Side Impacts and Booster Seats: A Scary New Combination?


Child Passenger Safety Technicians teach parents “best practice” when it comes to keeping their kids safe. If there’s going to be a crash, we want the best possible outcome. It’s long been an issue for CPSTs that some belt-positioning booster seats have minimum weight limits of 30 lbs. because it encourages parents to put smaller, often younger children in them. ProPublica released an article today on side-impact testing at Evenflo that shows why we need a national side-impact testing standard and why best practice is so important for safety.

Child restraint manufacturers perform their own safety testing, both for regulatory purposes and for research purposes. Back in the early 2000s, the National Highway Traffic Safety Administration (NHTSA) was required to design a side impact test. That never came to fruition, so manufacturers who do side-impact testing created their own “standard” based off this design (see our article here). Side-impact crash testing, like any crash testing, is scary to watch. It’s the nature of the beast, so to speak, that a body will wrap around the seat belt during a crash, so seeing footage like what ProPublica provided is terrifying but not out of the ordinary.

By having their own tests, manufacturers can use marketing terms such as “Side Impact Tested,” “ProtectPlus Engineered™,” “Air Protect®,” and so on. If you’re an educated consumer, you’ll know to look past what might be no more than a marketing ploy to find the seat that fits your child, child’s developmental level, and vehicle best.

Let’s say you’re in the market for a new restraint and you’re not sure if you need a harnessed seat or a booster seat. Your child is preschool-aged (3-5) and in that 30-40 lbs. range. That’s a really tough age and weight range! You want them to be a big kid and have some independence, but really, their bodies are still small, and their impulse control is often underdeveloped. Best practice says a harnessed seat is the best choice for them. NHTSA and the American Academy of Pediatrics both recommend that a child outgrow the weight and height limits of a harnessed carseat before moving to a booster seat. Since most harnessed restraints have weight limits over 50 lbs. now, it’s usually not an issue for many kids to remain harnessed until they reach an age where they’re mature enough to sit well in a booster seat.

Booster seats seem like an easy choice for many parents and caregivers because they’re often lighter than harnessed carseats, easy to move from vehicle to vehicle, give kids independence in buckling (eventually!), and are the last step in “babyhood.” However, that last step is a step down in safety if you make the move too soon for your child. Regardless of the brand of booster you select, make sure that your child:
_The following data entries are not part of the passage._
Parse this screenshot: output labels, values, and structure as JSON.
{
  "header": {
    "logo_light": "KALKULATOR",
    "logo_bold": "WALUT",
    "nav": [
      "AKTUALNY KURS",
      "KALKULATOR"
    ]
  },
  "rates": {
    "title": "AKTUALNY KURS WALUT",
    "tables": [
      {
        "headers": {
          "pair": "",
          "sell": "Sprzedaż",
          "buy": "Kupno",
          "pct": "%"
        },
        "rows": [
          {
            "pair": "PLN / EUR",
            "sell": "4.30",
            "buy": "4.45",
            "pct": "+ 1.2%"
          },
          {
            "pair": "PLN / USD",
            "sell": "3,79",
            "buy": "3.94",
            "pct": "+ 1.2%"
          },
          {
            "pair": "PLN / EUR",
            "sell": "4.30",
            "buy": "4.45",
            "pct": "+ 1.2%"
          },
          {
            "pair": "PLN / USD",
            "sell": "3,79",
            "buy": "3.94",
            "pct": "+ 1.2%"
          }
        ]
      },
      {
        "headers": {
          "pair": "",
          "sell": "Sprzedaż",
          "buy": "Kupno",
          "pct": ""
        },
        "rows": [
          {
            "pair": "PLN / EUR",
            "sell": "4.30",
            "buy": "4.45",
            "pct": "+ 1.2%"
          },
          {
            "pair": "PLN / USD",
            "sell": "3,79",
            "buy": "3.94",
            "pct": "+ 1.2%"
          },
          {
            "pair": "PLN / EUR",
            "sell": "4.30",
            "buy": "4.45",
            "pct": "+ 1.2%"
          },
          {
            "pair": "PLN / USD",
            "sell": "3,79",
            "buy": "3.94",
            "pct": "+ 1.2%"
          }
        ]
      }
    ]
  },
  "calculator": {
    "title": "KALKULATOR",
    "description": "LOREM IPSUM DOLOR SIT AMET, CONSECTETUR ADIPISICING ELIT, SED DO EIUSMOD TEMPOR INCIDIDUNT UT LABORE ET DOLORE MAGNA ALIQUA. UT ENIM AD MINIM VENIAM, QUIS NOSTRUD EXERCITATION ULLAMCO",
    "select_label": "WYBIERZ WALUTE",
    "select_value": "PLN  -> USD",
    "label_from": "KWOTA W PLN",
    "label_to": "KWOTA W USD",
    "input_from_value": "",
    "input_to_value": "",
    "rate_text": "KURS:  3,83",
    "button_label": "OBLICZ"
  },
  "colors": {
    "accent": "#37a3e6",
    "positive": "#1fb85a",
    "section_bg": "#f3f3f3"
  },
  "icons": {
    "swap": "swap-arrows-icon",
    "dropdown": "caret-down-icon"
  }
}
  1. Has the maturity to sit still in the seat belt with correct fit for a whole trip
  2. Is over the minimum required weight—40 lbs. is a good minimum guideline if you’re still unsure
  3. Meets the minimum age requirement for the booster—at least age 4 for some, although we like kids to be older than that for maturity reasons.

If your child has outgrown their convertible carseat but still isn’t mature enough for a booster seat, a combination harness/booster seat is the answer. This type of child restraint typically has a harness with higher harness slots than convertible carseats, then converts to a booster seat later on. Our favorites include:

Britax Grow With You

Chicco MyFit and MyFit LE

Graco Nautilus SnugLock

Remember, no booster can protect a child in every type of side-impact crash, especially severe ones. This is even more likely if the child is leaning forward, has squirmed out of the belt or even if their head is tilted forward to look at a device at the time of the crash. Any of these issues can cause the child to lose the benefit of the side impact wings and other side-impact features on any brand or model of booster seat. That is why we recommend using a 5-point harness system over a booster until at least 40 pounds AND at least 4 years old, preferably longer. How much longer often depends on the maturity of the child.

Also keep in mind that although there are no guarantees when it comes to crash protection, the rate of child deaths in motor vehicle crashes has dropped significantly over the past several decades. This is due in part to advances in vehicle design and technology, and also due to continuing innovations in child restraint systems. Properly using child restraints according to best practice gives your child a huge advantage.